TUESDAY, JUNE 3, 2014
Ruminations on the so-called gold standard: We’ll be looking at NAEP scores for the next several weeks during our series, “Our month of the gaps.”
This raises a basic question: Can NAEP scores be trusted?
We’d be inclined to say yes, with a few reservations.
In recent years, a great deal of fraud has occurred in the nation’s state-by-state, “high stakes” testing programs. For what it’s worth, no one has been on the cheating beat any longer than we have.
We first approached the Baltimore Sun about outright cheating on standardized tests in 1971 or 1972. We’ve pursued a series of other such episodes over the past forty years.
Cheating scandals have been common of late. With that in mind, can NAEP scores be trusted?
We’d be inclined to say yes.
In its 43 years of operation, the NAEP has never been a high-stakes test. Teachers and principals have nothing at stake in the results of these tests.
Beyond that, the NAEP is run by competent people, and it’s adequately funded. Often, this hasn’t seemed to be the case with our state-run tests.
For these reasons, the NAEP has always been described as the “gold standard” of domestic testing. We do have one potential concern.
In the last decade, the NAEP has emerged into the public eye. As a result, state superintendents do have something to gain, or something to lose, if a state does unusually well on the NAEP, or unusually poorly.

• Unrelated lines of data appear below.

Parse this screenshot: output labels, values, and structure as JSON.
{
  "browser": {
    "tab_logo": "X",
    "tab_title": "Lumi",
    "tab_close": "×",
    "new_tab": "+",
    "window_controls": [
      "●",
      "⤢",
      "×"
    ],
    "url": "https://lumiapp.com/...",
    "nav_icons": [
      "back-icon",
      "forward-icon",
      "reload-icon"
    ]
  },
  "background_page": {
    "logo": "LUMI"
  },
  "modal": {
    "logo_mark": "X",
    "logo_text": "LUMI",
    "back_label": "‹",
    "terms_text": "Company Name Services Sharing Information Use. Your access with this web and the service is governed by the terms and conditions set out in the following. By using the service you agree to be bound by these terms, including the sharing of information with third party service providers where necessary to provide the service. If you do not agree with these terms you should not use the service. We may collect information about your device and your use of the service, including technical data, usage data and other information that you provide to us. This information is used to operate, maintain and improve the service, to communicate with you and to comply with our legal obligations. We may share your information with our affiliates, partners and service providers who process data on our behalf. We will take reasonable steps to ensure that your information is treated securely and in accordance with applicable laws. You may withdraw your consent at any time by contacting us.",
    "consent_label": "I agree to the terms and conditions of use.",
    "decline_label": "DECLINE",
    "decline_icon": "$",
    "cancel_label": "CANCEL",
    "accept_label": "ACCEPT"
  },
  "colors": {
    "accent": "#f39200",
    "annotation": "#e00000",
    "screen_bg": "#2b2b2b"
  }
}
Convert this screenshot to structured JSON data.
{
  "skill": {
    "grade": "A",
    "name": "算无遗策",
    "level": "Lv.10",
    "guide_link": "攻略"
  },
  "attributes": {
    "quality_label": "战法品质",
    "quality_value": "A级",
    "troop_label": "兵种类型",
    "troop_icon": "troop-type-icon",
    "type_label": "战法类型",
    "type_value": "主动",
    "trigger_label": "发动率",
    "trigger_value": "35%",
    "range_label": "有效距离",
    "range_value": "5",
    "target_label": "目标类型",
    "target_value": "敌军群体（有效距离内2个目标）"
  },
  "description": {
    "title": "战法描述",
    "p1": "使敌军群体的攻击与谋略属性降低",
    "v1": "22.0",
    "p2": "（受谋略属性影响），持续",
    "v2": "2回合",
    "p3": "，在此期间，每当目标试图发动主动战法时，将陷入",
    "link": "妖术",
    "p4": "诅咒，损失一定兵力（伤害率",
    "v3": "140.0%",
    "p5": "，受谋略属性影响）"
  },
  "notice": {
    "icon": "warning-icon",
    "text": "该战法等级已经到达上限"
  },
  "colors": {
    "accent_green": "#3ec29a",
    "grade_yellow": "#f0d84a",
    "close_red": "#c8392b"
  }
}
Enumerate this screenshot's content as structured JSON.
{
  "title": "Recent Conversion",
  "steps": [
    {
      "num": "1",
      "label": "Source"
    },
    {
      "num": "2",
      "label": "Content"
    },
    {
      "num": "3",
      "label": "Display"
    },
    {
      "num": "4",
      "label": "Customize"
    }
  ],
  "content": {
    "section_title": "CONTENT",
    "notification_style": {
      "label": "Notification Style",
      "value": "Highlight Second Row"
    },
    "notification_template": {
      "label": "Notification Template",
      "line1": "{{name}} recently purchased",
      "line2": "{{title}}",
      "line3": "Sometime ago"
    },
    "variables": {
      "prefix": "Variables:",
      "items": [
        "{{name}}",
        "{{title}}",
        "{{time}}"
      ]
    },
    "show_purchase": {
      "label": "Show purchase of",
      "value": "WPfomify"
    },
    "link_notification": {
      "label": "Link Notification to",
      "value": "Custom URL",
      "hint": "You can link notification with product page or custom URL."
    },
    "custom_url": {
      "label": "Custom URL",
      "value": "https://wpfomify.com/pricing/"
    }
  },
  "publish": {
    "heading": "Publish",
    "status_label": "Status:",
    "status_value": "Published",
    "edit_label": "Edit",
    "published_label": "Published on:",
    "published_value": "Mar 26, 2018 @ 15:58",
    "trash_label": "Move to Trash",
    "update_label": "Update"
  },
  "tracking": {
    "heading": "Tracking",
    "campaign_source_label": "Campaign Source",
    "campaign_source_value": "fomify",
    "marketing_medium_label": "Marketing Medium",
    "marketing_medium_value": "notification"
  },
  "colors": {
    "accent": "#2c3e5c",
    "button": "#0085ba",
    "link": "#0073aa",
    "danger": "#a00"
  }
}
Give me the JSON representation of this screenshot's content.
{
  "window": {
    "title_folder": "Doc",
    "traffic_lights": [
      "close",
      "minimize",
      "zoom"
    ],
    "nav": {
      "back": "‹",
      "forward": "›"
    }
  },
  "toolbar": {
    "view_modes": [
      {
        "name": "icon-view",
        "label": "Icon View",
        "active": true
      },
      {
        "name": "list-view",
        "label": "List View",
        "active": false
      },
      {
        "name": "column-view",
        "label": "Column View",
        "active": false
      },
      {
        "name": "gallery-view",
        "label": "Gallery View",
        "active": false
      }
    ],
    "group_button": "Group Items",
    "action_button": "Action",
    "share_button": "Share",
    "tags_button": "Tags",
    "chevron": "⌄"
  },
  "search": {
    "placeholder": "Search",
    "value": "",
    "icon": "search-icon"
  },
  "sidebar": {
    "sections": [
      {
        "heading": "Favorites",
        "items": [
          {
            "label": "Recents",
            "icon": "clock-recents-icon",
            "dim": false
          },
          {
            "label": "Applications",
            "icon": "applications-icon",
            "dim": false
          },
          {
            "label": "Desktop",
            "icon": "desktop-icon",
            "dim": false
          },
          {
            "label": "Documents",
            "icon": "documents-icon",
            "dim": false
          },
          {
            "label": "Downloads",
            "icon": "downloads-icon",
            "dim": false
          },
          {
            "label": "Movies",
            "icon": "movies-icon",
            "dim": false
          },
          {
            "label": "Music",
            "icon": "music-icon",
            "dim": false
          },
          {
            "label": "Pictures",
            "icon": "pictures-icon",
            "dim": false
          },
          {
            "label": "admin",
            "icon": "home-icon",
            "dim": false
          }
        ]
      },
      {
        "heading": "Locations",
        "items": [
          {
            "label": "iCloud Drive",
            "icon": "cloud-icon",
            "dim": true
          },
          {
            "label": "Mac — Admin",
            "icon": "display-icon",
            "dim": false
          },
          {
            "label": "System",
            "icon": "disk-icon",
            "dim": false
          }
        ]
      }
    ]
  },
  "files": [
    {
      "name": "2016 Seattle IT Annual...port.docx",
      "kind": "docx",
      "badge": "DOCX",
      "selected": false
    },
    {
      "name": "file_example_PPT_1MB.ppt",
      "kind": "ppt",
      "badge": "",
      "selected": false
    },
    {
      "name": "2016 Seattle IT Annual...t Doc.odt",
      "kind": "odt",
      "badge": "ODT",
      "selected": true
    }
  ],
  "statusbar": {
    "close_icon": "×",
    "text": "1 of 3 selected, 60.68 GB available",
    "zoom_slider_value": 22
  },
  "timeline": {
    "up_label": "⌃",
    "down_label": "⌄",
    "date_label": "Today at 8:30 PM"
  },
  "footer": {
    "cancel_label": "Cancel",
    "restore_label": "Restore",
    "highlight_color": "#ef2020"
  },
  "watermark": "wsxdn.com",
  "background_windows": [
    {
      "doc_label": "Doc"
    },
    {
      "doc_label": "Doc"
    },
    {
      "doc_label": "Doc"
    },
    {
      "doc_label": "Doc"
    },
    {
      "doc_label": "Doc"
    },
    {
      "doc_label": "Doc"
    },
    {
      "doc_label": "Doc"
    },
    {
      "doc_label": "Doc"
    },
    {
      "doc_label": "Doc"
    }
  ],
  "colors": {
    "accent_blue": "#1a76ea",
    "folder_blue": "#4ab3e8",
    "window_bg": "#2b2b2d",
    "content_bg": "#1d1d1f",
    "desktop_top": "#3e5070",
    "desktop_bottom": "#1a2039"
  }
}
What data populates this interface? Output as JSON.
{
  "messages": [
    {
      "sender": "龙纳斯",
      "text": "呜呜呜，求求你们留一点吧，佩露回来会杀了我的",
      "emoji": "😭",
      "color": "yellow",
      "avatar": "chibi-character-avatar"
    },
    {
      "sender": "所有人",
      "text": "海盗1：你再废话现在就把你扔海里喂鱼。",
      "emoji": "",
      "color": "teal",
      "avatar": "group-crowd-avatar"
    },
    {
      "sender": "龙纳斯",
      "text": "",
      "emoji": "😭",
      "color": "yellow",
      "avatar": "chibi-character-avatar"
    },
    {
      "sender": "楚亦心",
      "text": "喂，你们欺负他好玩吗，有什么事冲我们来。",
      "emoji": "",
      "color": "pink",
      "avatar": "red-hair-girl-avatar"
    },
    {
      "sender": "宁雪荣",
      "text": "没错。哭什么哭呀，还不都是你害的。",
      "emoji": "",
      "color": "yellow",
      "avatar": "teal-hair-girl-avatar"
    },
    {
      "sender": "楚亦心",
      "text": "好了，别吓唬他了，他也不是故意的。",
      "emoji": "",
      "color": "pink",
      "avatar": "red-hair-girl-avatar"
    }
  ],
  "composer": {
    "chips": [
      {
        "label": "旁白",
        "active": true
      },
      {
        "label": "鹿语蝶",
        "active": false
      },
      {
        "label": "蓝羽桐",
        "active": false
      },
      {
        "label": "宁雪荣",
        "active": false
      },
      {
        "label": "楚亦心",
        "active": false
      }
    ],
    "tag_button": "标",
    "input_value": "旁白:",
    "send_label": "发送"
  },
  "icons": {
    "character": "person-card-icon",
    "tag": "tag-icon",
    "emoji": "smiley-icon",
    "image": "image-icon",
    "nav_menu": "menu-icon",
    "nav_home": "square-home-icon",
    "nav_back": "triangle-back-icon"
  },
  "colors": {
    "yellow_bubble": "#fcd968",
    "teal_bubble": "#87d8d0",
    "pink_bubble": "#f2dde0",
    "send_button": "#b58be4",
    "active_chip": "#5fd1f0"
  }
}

Can state superintendents put their thumbs on the scale as the NAEP selects its statewide samples of students for testing? If so, someone is going to monkey around with the statewide sample at some point—or someone already has.
In recent years, the state of Maryland has eliminated a very high number of students from the testing, part of a state’s prerogative under certain technical guidelines. The state scored well with its sample of students pared down in this way. This produced little discussion.
The nation’s press corps should have examined these questions long ago. In truth, little real reporting is done by the nation’s education reporters. They mainly exist to recite elite scripts about the stagnant scores in our failing schools—scripts which fly in the face of the actual data emerging from the NAEP.
Everybody praises the NAEP—and no one reports what the NAEP data show! We’ll be using NAEP data for the next several weeks.
They’re the only real data we have.